Don't use the telephone. People are never ready to answer it. Use poetry. -Jack Kerouac-
The dog days of the recession are over, and an expansion is "already well under way." So says Alan Greenspan this week. Wall Street was "unimpressed." The Dow fell 49 points and the NADAQ slipped nine.
As I watched the cyber scene at Wireless 2002, an industry that took a serious dive south in 2001 with some of the largest layoffs in the tech sector, it hit me that ole' Al should see the economy from this angle. I imagined Al Greenspan as he stared at the NYSE boards, sputtering, "Well, the numbers say you shouldn't be there in the gutter."
Nevertheless, Wireless 2002, hosted by The Economist, tried to solve the enigma of connecting technology with profits, with a program posse of global corporate leaders who have successfully implemented mobile Internet strategies, including:
Eric McHenry (vice president, Wireless, Agilent Technologies)
Edward F Baer (CIO, Atlanta Journal Constitution)
Orson Swindle (commissioner, Federal Trade Commission)
John Callen (vice president, Fidelity Investments)
Tom Magill (vice president, McKesson Corporation)
Bill Werner (vice president, Motorola)
Masaki Yoshikawa (president, Pacific Division NTT DoCoMo USA, Inc.)
Rich Wong (senior vice president of marketing, Openwave)
Jacob Christfort (CTO, Oracle Mobile Division)
Jeff Belk (senior vice president of marketing, Qualcomm)
Jay Highley (vice president, business marketing, Sprint PCS)
Joe Manget (vice president, The Boston Consulting Group)
With a full roster of wireless VP's, one might expect to hear a few technically evolved strategies for making money off the basic cell phone--at the least, an innovation for a clear cell phone connection broader than a five-mile radius here in Silicon Valley.
While I waited to hear these latest wireless wonders, I counted forty-two light bulbs per chandelier at the Pan Pacific Hotel. With two chandeliers per room, at four rooms per floor, the average janitor would need to screw in, approximately, 3360 light bulbs to keep his job. You know where this is going...Just how many wireless VPs does it take to screw in a light bulb?
Nobody knows. The opportunity to change the light bulb can be realized today, with current limited bandwidth, but there are a few solution providers with potential to make a new light bulb, but it may take upwards of five years for them to get it done, and no one device has optimal battery life or storage...YET.
That, in a nutshell, is the wireless world.

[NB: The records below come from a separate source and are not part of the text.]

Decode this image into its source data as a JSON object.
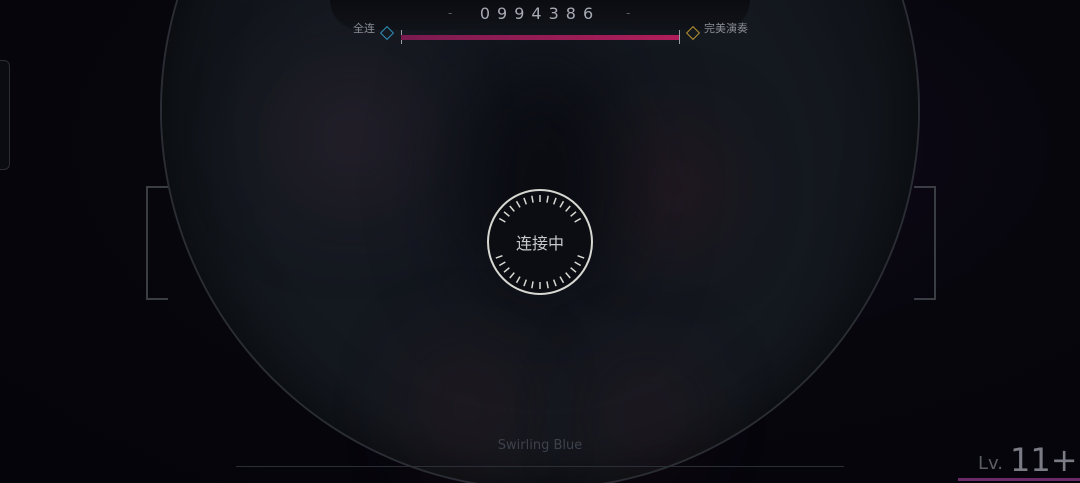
{
  "hud": {
    "score": "0994386",
    "full_combo_label": "全连",
    "all_perfect_label": "完美演奏",
    "progress_fraction": 1.0
  },
  "status": {
    "connecting_text": "连接中"
  },
  "song": {
    "title": "Swirling Blue"
  },
  "difficulty": {
    "prefix": "Lv.",
    "level": "11+"
  },
  "colors": {
    "progress": "#b01e5a",
    "full_combo_marker": "#2f8fb8",
    "all_perfect_marker": "#b8922f",
    "level_bar": "#6a2a6a"
  }
}
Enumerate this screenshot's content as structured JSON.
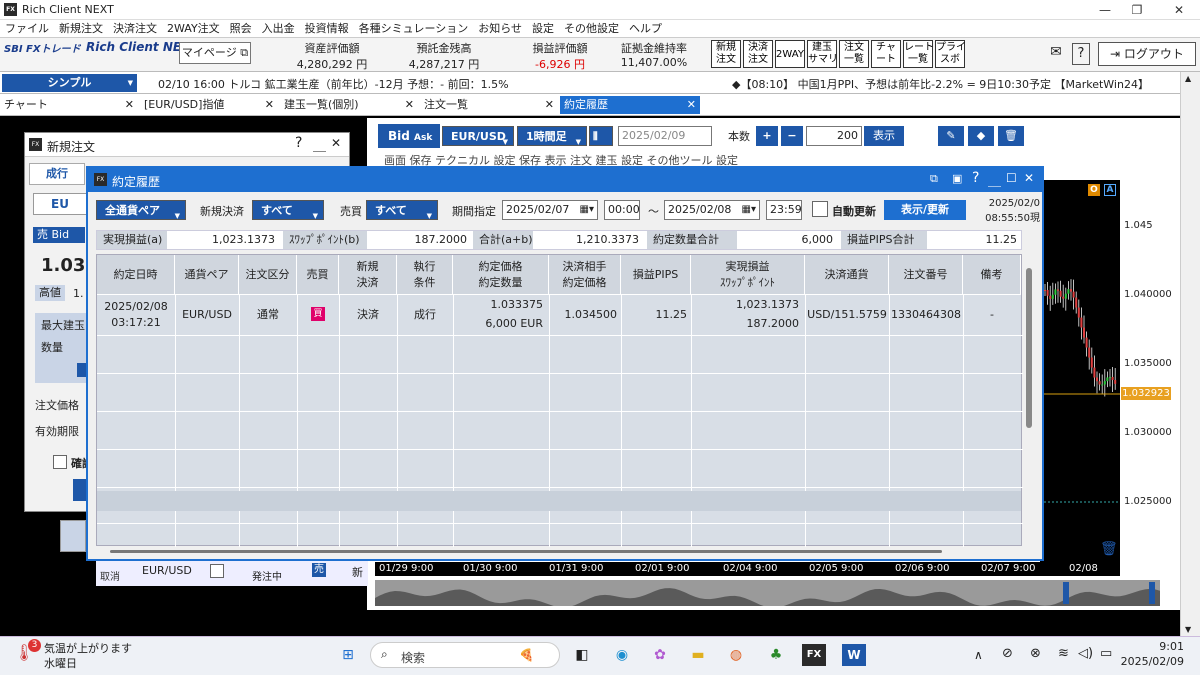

It offers no solid predictions or new strategy to connect the dots. It is a default answer, a shrug, consisting entirely of problems of bandwidth and economics. Much like the recession Greenspan claims is over; the future for wireless relies on fuzzy math, rather than our daily reality. Wireless 2002 ended this way.

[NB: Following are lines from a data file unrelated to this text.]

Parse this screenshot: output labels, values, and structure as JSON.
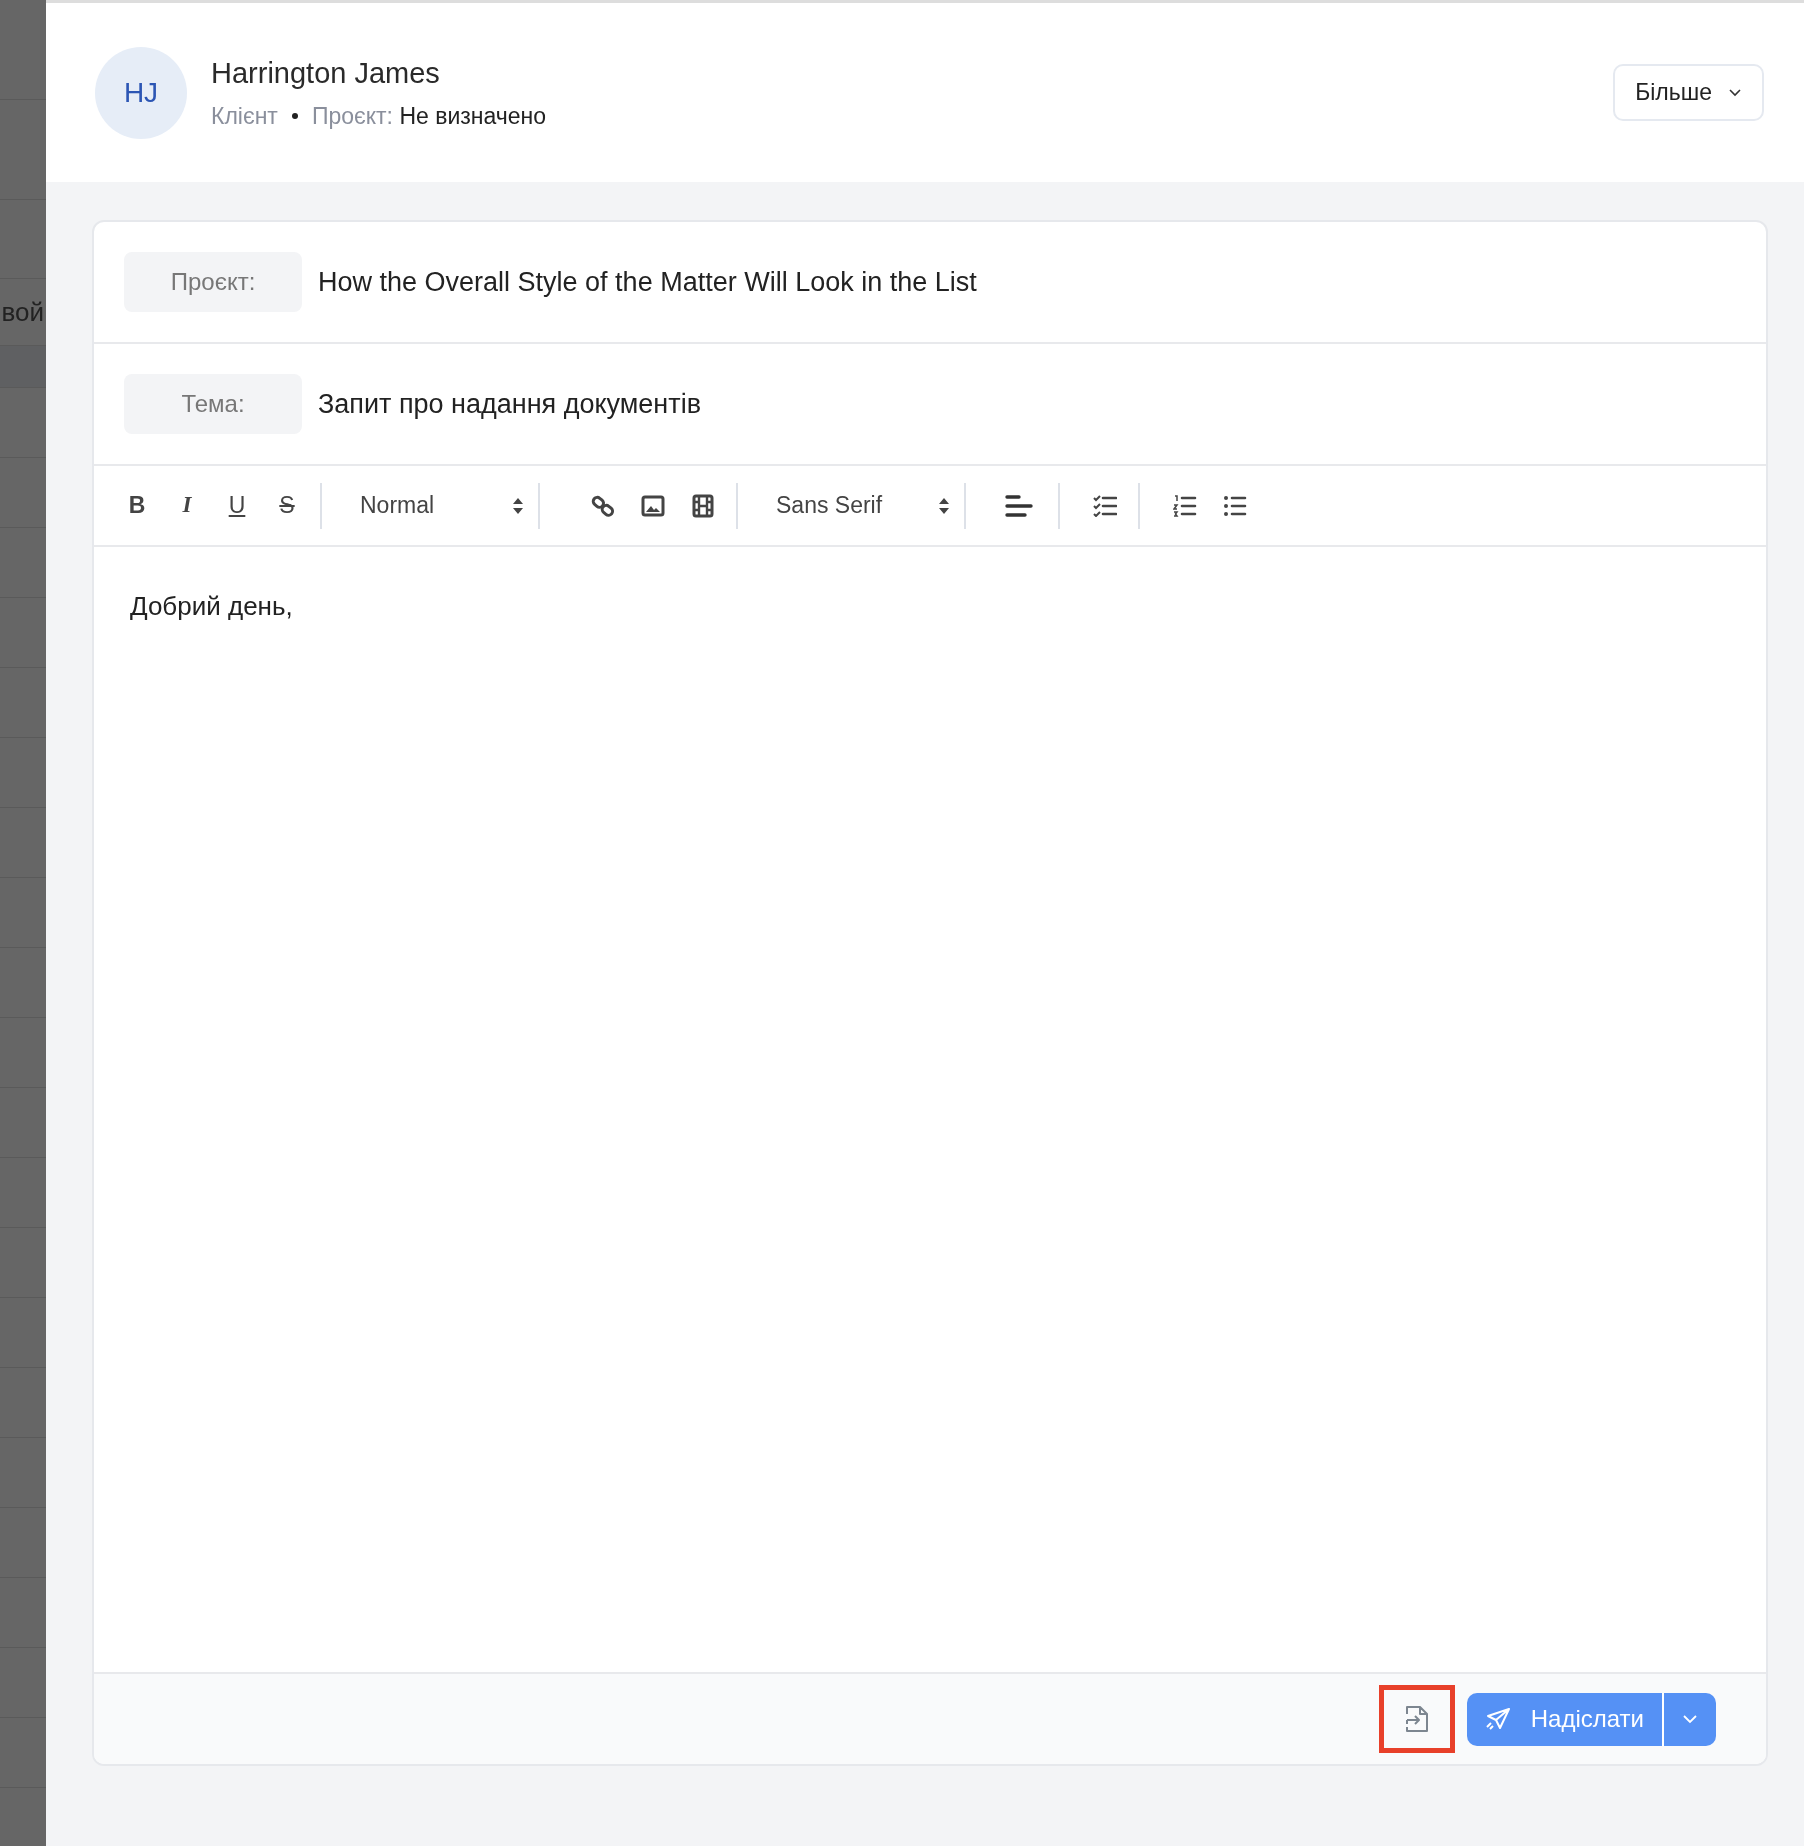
{
  "background_fragment": {
    "text": "вой"
  },
  "header": {
    "avatar_initials": "HJ",
    "name": "Harrington James",
    "role": "Клієнт",
    "project_label": "Проєкт:",
    "project_value": "Не визначено",
    "more_button": "Більше"
  },
  "fields": [
    {
      "label": "Проєкт:",
      "value": "How the Overall Style of the Matter Will Look in the List"
    },
    {
      "label": "Тема:",
      "value": "Запит про надання документів"
    }
  ],
  "toolbar": {
    "format_buttons": [
      {
        "kind": "bold",
        "text": "B"
      },
      {
        "kind": "italic",
        "text": "I"
      },
      {
        "kind": "underline",
        "text": "U"
      },
      {
        "kind": "strike",
        "text": "S"
      }
    ],
    "heading_select": "Normal",
    "font_select": "Sans Serif"
  },
  "editor": {
    "text": "Добрий день,"
  },
  "footer": {
    "attach_highlighted": true,
    "send_button": "Надіслати"
  }
}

If you are now 'wired less', then San Francisco's cyber scene offers some cool ways to connect this month:
The Silicon Valley WebGuild (http://www.webguild.org) hosts "Creating Successful Business Models for the 21st Century," on March 13, where Mitchell Levy, author of E-Volve-or-Die.com, will present the Value Framework for analyzing corporate success in the 21st century.
ZeroOne: The Art and Technology Network (http://www.groundzero.org) will host a robotic art and performance night on March 13, "The Art of Extreme Robotics." The Sony event is the inaugural session for Zero One's Discourse & Disco, a frequent series of presentations by artists and technologists combined with a lively social hour that features a panel discussion, followed by a robotics performance.
Need to find a good job in a lousy market? If you missed the latest release of "Cool Careers for Dummies," then you'll want to grab a seat at the Commonwealth Club's "Boot Camp for Job Seekers" on March 19. (http://www.commonwealthclub.org) Listen to insider advice from the Who's Who of local employment experts.
The North Bay Multimedia Association and North BayCHI (http://www.nbma.com) are teaming up to present an Interactionary Design Competition on Tuesday, March 19. Interactionary follows a pseudo game show format that allows teams to work on the same design problem, live on stage, while competing teams wait their turn in a soundproof room.
For the dedicated Java disciple, the Commonwealth Club (http://www.commonwealthclub.org) will host "Willing To Die For Java: How Maverick Entrepreneurs Changed Technology" on March 21, featuring Mike Malone. (editor, Forbes ASAP, author, "Betting It All: The Technology Entrepreneurs")
It's a good time to be in San Francisco. Don't be fooled by your inner cynic. Besides, you don't have an excuse anymore: The recession is over.